So what makes this diminutive antelope so special and how does it survive living in the lion’s den, so to speak.
It is the antithesis of the wildebeest. Instead of running as a herd of thousands the dikdik live fairly sedentary lives, instead of a constant male battle for mating rights to a harem of females the dikdik forms pair bonds that last for life. Essentially it opts for a quite life under the radar. Living in bushy scrub and kopjes gives it plenty of places to stay hidden and its ability to reach up to 42km/hour enable it to escape even the swiftest of predators. Though of course dikdik do end up on the menu sometimes.

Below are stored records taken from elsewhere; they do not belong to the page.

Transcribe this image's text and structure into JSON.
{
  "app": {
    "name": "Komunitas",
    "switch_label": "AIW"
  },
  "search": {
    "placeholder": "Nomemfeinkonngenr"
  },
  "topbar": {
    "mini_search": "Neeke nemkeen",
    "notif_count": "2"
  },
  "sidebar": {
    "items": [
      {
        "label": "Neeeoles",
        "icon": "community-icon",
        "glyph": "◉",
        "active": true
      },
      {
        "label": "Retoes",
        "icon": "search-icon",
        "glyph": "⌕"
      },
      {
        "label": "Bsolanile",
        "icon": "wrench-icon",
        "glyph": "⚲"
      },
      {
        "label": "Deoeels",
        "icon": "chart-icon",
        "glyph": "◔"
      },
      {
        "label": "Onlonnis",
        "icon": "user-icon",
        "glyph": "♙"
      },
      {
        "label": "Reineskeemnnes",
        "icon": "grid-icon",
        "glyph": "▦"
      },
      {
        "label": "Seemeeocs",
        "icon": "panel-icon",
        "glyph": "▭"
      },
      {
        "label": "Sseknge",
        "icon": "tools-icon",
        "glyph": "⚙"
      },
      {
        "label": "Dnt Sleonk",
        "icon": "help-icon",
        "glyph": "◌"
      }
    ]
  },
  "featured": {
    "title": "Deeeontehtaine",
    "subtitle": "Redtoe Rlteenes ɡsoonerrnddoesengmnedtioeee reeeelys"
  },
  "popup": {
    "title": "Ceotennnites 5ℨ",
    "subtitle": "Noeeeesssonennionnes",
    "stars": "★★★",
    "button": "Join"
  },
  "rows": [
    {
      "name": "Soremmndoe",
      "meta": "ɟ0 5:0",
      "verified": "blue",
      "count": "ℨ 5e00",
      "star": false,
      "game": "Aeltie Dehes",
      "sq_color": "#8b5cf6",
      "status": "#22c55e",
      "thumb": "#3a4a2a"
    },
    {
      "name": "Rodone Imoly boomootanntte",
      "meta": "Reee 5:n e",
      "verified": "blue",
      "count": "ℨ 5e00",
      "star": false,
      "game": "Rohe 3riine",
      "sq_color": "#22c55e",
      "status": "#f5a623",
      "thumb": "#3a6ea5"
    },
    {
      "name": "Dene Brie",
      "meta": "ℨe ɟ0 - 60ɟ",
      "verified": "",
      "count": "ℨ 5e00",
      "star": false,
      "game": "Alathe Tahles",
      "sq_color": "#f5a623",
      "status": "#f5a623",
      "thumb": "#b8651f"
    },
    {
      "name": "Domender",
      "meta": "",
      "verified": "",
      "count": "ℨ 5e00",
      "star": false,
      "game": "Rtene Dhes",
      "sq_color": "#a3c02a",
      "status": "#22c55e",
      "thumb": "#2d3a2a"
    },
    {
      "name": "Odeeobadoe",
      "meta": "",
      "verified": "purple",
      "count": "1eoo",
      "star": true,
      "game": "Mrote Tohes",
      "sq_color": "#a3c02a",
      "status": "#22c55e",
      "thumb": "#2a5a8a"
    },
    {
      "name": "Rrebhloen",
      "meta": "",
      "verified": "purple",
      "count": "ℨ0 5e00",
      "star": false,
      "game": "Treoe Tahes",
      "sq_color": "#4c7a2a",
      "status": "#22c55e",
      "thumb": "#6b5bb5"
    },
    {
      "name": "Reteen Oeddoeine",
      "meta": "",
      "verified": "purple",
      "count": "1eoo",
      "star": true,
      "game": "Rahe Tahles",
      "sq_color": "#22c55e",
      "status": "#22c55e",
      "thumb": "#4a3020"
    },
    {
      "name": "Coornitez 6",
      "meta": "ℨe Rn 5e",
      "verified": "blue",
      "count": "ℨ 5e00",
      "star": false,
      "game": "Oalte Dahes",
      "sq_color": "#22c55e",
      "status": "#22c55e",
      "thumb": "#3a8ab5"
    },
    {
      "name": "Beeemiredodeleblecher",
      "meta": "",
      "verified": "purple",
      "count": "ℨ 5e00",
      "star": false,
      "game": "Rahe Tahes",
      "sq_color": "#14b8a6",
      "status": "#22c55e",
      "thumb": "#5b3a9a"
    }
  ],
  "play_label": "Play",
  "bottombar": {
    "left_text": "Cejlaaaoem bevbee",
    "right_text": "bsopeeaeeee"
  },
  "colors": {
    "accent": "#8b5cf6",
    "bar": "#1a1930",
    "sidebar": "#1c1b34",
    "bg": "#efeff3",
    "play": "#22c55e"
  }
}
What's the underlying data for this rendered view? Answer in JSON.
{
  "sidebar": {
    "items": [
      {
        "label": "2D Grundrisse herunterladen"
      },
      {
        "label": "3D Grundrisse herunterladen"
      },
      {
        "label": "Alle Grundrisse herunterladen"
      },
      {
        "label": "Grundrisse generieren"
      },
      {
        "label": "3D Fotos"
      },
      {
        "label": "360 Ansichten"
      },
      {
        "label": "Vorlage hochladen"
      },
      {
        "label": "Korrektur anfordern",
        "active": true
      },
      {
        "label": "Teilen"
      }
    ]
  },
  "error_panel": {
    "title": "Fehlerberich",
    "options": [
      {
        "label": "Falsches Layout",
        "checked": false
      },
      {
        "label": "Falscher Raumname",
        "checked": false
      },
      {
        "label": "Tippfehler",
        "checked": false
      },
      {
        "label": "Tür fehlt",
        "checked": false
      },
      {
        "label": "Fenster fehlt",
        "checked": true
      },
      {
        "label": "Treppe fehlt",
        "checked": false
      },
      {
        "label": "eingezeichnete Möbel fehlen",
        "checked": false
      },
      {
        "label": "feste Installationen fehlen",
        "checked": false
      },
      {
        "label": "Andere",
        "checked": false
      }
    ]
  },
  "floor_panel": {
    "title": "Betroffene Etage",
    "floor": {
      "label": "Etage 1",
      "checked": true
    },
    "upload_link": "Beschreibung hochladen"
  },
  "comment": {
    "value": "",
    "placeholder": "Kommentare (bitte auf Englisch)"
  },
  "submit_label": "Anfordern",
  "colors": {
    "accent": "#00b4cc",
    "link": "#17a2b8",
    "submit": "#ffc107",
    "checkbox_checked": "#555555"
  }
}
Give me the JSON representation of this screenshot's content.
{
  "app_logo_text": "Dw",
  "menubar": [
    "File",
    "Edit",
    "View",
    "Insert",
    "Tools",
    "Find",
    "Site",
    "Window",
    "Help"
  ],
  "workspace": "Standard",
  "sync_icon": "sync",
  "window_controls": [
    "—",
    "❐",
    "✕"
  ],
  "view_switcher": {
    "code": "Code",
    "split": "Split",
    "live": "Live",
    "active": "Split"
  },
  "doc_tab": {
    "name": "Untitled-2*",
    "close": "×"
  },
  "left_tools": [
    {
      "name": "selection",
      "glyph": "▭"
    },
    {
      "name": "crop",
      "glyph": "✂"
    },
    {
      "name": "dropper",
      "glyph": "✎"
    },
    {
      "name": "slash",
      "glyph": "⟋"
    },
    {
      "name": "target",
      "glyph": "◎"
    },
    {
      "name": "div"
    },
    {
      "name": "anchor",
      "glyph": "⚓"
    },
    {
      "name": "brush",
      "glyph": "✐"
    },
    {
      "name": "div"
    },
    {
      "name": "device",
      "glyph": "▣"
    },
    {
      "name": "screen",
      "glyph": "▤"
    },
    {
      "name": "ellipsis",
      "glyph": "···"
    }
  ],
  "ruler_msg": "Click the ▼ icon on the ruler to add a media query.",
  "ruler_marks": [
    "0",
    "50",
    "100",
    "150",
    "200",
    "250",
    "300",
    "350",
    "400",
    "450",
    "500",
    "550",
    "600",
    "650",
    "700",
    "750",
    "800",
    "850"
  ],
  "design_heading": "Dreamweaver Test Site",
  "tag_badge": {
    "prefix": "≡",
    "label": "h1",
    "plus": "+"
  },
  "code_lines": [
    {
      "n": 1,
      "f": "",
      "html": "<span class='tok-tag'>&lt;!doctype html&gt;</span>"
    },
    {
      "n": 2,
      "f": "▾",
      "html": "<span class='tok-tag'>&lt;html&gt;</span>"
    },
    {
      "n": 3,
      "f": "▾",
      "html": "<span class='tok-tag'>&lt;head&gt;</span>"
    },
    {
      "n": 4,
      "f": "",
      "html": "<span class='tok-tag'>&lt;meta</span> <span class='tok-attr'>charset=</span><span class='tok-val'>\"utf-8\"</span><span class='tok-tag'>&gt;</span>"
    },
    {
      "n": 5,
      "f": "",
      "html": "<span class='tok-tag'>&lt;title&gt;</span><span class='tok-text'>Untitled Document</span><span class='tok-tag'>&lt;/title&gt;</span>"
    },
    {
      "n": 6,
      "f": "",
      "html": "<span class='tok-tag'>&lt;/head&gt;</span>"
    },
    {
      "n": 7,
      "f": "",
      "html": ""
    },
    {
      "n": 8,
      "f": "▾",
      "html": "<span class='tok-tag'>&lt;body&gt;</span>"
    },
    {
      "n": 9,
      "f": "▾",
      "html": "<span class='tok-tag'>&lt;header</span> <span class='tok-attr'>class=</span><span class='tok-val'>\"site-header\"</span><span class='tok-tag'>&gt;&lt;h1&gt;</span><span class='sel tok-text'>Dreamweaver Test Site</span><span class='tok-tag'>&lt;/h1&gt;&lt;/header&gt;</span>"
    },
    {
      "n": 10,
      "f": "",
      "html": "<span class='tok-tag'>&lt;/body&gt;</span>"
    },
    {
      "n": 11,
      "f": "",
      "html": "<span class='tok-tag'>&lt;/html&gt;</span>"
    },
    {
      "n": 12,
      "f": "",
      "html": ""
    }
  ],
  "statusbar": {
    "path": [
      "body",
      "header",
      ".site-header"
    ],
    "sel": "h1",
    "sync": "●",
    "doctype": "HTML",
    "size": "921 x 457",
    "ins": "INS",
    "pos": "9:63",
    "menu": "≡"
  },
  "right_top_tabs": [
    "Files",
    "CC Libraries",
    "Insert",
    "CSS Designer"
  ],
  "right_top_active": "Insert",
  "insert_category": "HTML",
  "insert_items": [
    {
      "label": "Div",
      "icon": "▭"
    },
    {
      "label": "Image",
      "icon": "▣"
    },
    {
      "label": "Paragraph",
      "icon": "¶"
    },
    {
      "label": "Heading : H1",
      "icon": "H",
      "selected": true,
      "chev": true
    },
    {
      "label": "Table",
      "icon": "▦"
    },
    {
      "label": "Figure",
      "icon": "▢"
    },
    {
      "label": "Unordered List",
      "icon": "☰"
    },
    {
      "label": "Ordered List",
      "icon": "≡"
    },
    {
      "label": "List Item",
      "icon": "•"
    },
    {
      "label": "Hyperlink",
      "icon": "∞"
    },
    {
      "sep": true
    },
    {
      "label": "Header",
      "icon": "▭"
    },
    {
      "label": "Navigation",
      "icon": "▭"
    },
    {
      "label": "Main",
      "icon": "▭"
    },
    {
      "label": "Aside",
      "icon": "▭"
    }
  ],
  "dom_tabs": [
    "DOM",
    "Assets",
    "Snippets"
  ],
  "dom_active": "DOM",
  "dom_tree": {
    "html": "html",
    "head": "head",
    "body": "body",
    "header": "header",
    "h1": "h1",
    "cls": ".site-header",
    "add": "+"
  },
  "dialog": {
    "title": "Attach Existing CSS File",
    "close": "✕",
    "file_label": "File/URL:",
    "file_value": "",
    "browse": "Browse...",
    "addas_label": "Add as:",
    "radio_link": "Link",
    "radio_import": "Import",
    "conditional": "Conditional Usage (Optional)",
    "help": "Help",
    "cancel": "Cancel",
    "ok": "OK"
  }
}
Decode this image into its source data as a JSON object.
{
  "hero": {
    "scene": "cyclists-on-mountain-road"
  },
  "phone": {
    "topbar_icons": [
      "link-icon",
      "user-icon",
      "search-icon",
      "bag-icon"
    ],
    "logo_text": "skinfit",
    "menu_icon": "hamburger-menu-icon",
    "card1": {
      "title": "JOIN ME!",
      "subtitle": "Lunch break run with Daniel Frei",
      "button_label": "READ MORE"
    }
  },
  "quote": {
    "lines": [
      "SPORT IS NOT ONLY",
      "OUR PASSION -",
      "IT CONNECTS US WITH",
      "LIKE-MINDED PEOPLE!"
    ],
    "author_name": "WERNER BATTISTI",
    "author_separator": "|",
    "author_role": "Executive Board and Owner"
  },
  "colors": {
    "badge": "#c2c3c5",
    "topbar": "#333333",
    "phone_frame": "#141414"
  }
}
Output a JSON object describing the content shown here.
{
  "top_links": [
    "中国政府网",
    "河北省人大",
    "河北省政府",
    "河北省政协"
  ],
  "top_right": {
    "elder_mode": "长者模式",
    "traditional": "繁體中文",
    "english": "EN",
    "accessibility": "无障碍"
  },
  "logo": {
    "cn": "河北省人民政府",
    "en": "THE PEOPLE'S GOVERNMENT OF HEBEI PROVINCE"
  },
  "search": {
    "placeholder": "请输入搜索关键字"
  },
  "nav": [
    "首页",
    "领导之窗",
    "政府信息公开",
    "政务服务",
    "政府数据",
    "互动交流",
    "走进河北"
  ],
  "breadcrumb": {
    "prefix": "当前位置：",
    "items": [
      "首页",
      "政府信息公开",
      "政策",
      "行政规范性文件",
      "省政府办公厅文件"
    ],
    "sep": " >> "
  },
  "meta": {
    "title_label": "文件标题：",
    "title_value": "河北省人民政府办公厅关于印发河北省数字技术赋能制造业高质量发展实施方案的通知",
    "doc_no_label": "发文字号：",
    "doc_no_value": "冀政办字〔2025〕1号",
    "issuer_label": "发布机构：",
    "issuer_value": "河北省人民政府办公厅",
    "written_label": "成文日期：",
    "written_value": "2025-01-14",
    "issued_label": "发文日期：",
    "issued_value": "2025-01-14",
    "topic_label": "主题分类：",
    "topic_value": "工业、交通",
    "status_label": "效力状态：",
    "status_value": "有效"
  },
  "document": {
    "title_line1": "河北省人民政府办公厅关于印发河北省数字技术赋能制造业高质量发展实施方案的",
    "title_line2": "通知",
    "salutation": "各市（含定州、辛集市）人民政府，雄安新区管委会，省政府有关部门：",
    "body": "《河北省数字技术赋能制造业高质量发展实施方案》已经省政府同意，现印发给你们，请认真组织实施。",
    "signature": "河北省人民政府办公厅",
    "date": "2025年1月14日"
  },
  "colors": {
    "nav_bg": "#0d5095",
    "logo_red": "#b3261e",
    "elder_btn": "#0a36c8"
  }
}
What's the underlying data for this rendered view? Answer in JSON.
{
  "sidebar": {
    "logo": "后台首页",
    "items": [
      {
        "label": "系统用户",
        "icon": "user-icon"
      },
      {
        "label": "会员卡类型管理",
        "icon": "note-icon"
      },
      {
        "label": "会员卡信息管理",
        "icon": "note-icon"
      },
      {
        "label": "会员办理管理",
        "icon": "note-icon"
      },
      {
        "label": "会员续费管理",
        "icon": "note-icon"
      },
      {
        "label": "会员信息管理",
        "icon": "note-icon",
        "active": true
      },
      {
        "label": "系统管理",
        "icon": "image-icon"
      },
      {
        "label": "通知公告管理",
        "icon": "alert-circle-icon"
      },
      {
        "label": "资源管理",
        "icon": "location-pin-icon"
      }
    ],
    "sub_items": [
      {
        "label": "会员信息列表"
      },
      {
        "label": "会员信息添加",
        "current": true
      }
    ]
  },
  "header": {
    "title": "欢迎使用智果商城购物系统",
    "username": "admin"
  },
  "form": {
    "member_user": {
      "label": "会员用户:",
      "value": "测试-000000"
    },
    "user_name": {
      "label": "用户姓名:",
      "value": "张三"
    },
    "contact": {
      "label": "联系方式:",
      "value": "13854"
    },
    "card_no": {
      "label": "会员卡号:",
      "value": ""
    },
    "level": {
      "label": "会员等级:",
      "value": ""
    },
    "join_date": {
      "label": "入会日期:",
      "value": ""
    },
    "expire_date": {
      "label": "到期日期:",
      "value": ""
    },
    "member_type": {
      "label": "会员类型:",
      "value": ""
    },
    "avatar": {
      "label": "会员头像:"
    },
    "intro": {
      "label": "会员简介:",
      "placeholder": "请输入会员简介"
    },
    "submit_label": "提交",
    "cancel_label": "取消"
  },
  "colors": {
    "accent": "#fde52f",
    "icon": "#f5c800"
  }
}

Dik dik are territorial and use dung, urine and scent to mark the boundaries. The scent comes from preorbital glands on the face which is rubbed on sticks. All members of the family will contribute to these markers but it is the male that does most of the work. The strange twist is that males are subordinate to females in the pair bond so really the male is marking and defending his mate’s territory for her. I guess it pays to keep your missus’ happy when you pair for life.
Obviously whilst holding a territory you will have neighbours and that is certainly the case for dikdik pairs but it seems that the peace is kept by making sure you only add more dung/urine/scent to your side of the heap. Dikdik must have the most defined territory of any antelope in the Serengeti. If there is a border dispute it can lead to mass pooping; as many as 10 dung piles per 100 meters which is three times as many as a normal border.
Traditionally there were thought to be 4 species of dikdik mostly restricted to East Africa with one, Damara dikdik, found in Namibia. New work suggests that the four subspecies of Kirk’s dikdik are actually full species making Cavandish’s dikdik (madoqua cavandishi) the species we are familiar with from the Serengeti. It’s hard to keep up with systematics.
One of the most amazing adaptations in dikdik’s is their central cooling system which allows them to live in arid, hot conditions. To cool down they increase their breathing rate from 1 to 8 breaths per minute. This passes over numerous blood vessels in the flexible proboscis (that oversized long snout that makes dikdik look so odd) cooling the blood. From here the cooled blood passes back to the heart through the cavernous sinus. Due to the large surface area in the sinus as hot blood is pumped to the brain a form of heat exchange takes place allowing cool blood to be pumped to the brain ensuring that brain function is not impaired by hot conditions even if body temperature is elevated. This is a trait that dikdik share with other dessert adapted animals such as oryx and camels.
So small it may be but the dikdik is not to be dismissed without some appreciation for its ability to survive in pretty harsh conditions.